Three years ago when my dad was still alive, I had to bring Chloe back indoors. It was a hot humid June day and I was uncomfortable as it was. So I went over to the tree where one end of Chloe's leash was tied. I had to unhook that leash and put on another before walking the dog back to the house.

Right in the middle of changing leashes, Chloe bolted and took off like a bat out of Hades. Fearing that she would run across the street and get hit by a car in that suburban neighborhood, I took off after her, running across five sizeable lawns. Chloe would stop, wait for me to get a couple feet within her distance, then take off again even further. Luckily, a neighbor who also knew Chloe happened to be standing in his driveway and looked up when he saw the commotion. As Chloe raced toward him, I yelled for the neighbor to hold onto her.

By that time, my sister arrived in her Jeep and gave me and Chloe a ride back to her house. Once we got there, I saw my poor dad standing, looking in our direction. He was terminally ill and in no shape to go out, but he did. I was really sweaty and overheated, but relieved that Chloe was finally back home where she belonged.

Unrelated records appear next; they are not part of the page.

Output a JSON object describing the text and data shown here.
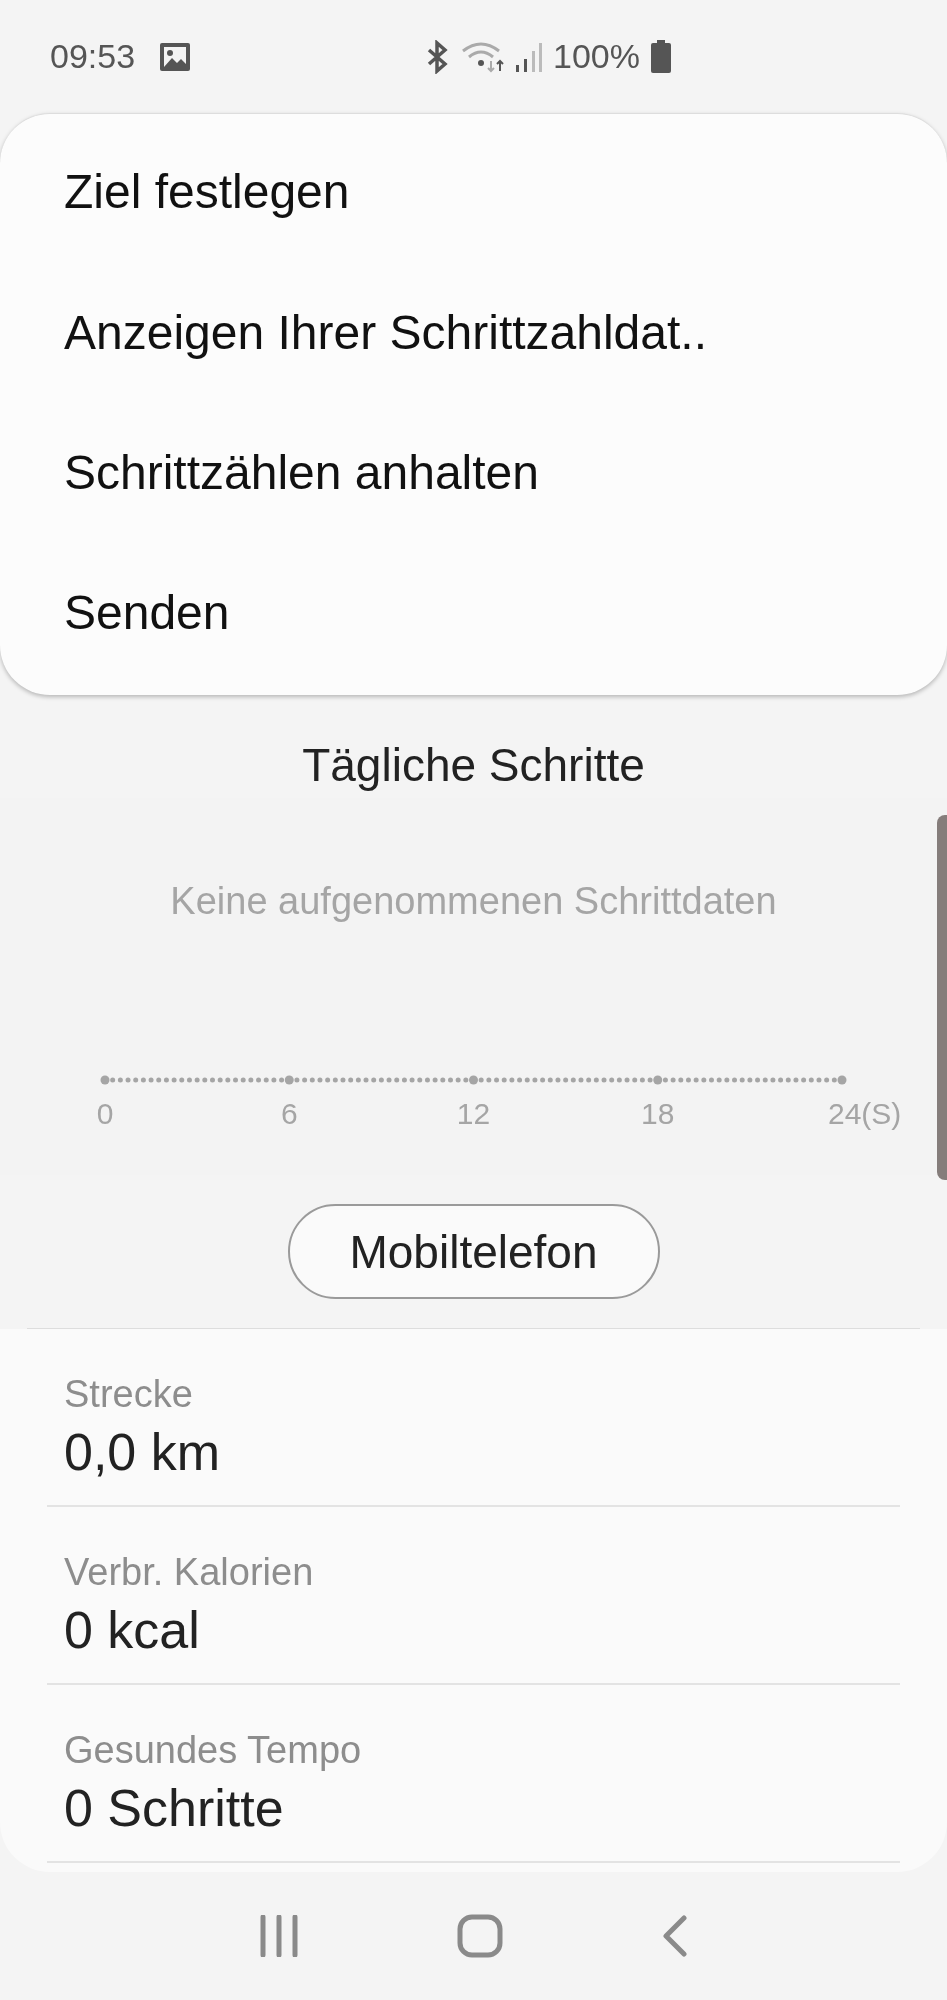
{
  "status_bar": {
    "time": "09:53",
    "battery": "100%"
  },
  "menu": {
    "items": [
      "Ziel festlegen",
      "Anzeigen Ihrer Schrittzahldat..",
      "Schrittzählen anhalten",
      "Senden"
    ]
  },
  "title": "Tägliche Schritte",
  "chart": {
    "empty_message": "Keine aufgenommenen Schrittdaten",
    "axis_labels": [
      "0",
      "6",
      "12",
      "18",
      "24(S)"
    ]
  },
  "source_button": "Mobiltelefon",
  "stats": [
    {
      "label": "Strecke",
      "value": "0,0 km"
    },
    {
      "label": "Verbr. Kalorien",
      "value": "0 kcal"
    },
    {
      "label": "Gesundes Tempo",
      "value": "0 Schritte"
    }
  ]
}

From that point on, I didn't trust Chloe anymore. I told my sister that if Chloe took off again like that, she was on her own.

And my lesson? I should have seen this coming and watched Chloe more carefully.

Wednesday, July 22, 2009

turning the tables around for a dog whose bad habit is tugging at her leash

Thinking about my sister's dog, Chloe, I would probably saved myself a lot of trouble had I set things right with that dog in the first place.

Like getting Chloe to walk calmly on the leash. Now Chloe is not a puppy. She's very strong and when she tugs, she can literally drag you anywhere she wants.

Aside from the probable fact that Chloe did not receive obedience training, I should stood still while holding tightly to Chloe's leash and let her keep tugging. Maybe at some point, she would have stopped and looked at me, as a few books on dog training suggest. Then I would have walked in the opposite direction with the dog in tow. After a few brief sessions like that, Chloe might have stopped her tugging and walked in a more civilized manner.

But perhaps, this is merely wishful thinking. After all, Chloe has been allowed to tug as much as she wants to, probably because her master thinks such tugging is only natural and even cute! Well, I, for one, don't think so, and am grateful that I don't get stuck walking her on a daily basis. Now how stressful is that?

Tuesday, July 21, 2009

How I became a foster mom of dogs

All my life, I have loved and owned cats --- and still do! But only a few years ago, I began to appreciate and love dogs as well. The dogs belonged to my sister, who named a few of them, but loved them all. Of those dogs, I will always remember Roxie (a Rottweillor), Cooper, and Paco.

I used to love walking Roxie and Cooper. They were my favorite dogs of all time.

Then what happened next even surprised me. I slowly turned into a foster dog mom. That is, I pet and walked the dogs every time I visited my sister. I got to know the dogs and their personalities and learned how to mind them without going crazy.

And so far, it's working.

I've learned to deal with Aries, a pit bull mix, and stop him from constantly tugging. Then there's Chloe, the Siberian Husky mix, who still seems to enjoy tugging and pulling at her leash. I often kidded my sister about that, saying that she could practically saddle Chloe up and ride her like a pony. Everyone in my sister's suburban neighborhood knows Chloe. How could they ever forget a white dog with blue eyes? Also, Chloe is NOT a puppy, but a mature adult dog.

Having shared a little of my background with dogs, I thought that I would focus on what it is like to be a foster mom for two of a family member's dogs --- and all of the lessons I learned by just being among them.